→ **Exercise brief**
Lift out each line of the data that holds "title".

[[ Given data open ]]

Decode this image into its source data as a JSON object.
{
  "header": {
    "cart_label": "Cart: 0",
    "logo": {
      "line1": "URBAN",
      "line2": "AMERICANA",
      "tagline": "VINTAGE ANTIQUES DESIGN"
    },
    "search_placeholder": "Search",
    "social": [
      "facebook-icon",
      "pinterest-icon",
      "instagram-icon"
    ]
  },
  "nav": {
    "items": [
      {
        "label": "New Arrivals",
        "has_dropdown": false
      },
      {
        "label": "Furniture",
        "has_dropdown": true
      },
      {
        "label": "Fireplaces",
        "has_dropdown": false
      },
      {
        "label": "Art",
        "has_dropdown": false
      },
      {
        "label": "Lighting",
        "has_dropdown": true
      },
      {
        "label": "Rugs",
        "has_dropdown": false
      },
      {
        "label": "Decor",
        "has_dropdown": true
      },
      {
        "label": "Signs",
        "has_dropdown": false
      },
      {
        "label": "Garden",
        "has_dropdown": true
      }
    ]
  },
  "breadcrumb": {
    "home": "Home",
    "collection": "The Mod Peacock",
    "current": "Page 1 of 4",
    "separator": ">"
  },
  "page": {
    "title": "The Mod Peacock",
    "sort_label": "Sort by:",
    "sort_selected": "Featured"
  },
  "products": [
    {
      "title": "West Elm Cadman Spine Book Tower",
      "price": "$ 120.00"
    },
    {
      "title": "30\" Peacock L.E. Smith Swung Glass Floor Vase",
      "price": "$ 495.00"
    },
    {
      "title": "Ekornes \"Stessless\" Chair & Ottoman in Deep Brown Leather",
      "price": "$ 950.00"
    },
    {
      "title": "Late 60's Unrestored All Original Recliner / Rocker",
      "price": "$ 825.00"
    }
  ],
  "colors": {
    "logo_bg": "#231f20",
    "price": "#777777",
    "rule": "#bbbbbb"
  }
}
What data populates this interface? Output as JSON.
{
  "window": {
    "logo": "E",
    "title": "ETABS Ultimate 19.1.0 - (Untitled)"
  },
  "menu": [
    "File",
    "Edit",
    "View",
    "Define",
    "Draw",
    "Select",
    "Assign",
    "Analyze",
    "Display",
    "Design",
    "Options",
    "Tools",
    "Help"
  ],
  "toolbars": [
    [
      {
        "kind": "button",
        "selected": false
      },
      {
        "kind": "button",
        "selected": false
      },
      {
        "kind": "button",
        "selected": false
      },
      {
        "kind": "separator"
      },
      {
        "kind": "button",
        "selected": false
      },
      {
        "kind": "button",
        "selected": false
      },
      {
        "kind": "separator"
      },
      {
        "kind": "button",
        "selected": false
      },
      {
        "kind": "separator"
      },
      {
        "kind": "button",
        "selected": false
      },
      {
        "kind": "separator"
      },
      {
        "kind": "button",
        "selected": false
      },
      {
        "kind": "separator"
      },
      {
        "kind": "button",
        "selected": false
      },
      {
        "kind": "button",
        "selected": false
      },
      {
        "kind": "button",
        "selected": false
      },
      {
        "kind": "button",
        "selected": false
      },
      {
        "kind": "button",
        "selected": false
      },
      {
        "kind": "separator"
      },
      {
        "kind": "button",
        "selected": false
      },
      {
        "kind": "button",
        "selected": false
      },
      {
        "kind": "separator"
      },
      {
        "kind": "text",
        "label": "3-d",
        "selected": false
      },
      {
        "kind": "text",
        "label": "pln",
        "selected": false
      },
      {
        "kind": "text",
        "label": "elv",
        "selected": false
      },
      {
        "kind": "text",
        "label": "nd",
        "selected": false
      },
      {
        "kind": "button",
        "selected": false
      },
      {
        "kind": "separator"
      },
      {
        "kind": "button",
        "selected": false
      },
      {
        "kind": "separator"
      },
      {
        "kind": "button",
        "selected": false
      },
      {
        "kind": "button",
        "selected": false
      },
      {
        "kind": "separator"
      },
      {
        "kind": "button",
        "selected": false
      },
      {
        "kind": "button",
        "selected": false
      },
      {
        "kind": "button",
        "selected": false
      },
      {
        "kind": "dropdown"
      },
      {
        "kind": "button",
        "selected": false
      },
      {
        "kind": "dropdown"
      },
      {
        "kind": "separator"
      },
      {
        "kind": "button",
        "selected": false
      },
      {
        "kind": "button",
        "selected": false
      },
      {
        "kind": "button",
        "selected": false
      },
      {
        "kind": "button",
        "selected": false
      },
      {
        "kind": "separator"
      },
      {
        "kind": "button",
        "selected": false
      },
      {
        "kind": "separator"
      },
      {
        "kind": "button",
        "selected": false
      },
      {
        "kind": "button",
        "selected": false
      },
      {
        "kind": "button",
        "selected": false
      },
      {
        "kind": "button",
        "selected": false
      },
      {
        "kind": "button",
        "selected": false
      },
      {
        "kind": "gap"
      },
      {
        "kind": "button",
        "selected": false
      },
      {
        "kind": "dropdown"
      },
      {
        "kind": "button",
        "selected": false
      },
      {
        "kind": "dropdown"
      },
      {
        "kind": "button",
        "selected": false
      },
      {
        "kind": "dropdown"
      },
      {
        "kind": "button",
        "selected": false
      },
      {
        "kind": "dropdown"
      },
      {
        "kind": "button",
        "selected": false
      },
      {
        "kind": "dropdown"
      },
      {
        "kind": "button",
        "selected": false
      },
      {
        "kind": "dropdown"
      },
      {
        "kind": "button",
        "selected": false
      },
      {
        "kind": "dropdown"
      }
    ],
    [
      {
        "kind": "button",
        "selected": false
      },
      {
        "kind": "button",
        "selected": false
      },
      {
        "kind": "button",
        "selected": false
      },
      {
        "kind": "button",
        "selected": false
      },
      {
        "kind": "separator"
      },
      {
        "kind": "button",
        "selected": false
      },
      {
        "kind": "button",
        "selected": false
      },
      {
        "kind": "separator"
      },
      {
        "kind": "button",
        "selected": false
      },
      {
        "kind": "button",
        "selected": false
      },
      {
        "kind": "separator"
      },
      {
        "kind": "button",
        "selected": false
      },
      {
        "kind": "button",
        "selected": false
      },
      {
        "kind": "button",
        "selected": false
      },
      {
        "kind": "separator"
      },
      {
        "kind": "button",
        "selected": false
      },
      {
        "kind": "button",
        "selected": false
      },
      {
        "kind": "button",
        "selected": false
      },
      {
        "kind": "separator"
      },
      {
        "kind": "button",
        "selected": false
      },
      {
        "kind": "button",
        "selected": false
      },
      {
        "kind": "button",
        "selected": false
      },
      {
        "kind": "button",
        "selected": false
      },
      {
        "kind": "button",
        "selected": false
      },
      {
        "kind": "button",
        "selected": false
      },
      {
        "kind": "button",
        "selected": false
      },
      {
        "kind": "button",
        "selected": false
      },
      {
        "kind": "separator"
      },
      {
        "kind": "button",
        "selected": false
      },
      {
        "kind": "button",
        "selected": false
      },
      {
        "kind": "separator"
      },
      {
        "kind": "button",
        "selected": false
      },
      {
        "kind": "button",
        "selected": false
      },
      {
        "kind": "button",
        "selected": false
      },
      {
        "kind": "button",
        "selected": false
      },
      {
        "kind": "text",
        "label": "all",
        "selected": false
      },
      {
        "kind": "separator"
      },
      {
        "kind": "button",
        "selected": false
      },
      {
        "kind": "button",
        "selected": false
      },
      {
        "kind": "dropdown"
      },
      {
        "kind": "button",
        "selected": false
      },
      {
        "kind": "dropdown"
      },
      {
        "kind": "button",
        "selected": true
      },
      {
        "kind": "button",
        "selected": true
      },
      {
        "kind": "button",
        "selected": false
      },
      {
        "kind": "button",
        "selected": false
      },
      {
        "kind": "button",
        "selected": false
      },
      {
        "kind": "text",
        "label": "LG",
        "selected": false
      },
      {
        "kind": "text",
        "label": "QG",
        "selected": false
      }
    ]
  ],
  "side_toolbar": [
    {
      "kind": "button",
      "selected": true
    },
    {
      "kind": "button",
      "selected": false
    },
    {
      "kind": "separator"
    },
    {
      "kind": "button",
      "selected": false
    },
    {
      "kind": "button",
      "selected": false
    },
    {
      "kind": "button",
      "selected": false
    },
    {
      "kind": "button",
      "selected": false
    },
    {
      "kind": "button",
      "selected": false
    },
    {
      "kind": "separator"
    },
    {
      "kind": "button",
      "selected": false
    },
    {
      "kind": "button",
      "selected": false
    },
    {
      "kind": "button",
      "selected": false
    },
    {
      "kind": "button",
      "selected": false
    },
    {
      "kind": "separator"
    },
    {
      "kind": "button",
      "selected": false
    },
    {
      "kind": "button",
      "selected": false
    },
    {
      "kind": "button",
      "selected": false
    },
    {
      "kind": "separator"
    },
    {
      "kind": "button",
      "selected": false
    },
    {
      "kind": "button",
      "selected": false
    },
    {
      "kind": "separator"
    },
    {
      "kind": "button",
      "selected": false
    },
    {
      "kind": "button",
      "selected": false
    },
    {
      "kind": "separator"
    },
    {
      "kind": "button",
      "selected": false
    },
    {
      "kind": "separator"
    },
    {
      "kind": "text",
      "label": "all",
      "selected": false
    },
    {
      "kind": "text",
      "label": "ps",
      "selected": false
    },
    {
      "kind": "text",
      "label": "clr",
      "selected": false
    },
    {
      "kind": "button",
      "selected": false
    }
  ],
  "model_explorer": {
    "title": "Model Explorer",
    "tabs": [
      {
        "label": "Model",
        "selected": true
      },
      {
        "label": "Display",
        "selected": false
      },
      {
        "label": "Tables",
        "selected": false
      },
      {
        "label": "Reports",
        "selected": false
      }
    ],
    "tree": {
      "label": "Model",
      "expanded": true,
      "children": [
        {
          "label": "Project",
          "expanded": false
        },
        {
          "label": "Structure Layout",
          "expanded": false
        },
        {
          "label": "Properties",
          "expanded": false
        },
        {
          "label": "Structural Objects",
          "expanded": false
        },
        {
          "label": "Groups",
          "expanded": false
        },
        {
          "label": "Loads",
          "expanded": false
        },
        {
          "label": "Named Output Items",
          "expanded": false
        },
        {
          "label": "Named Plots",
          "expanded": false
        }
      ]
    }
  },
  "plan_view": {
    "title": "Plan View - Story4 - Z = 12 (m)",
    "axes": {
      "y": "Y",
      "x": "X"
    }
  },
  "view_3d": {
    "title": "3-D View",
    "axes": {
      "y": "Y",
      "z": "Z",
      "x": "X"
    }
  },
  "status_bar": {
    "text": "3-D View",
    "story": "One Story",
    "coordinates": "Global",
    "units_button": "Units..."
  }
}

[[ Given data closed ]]

→ **Task result**
    "title": "The Mod Peacock",
      "title": "West Elm Cadman Spine Book Tower",
      "title": "30\" Peacock L.E. Smith Swung Glass Floor Vase",
      "title": "Ekornes \"Stessless\" Chair & Ottoman in Deep Brown Leather",
      "title": "Late 60's Unrestored All Original Recliner / Rocker",
    "title": "ETABS Ultimate 19.1.0 - (Untitled)"
    "title": "Model Explorer",
    "title": "Plan View - Story4 - Z = 12 (m)",
    "title": "3-D View",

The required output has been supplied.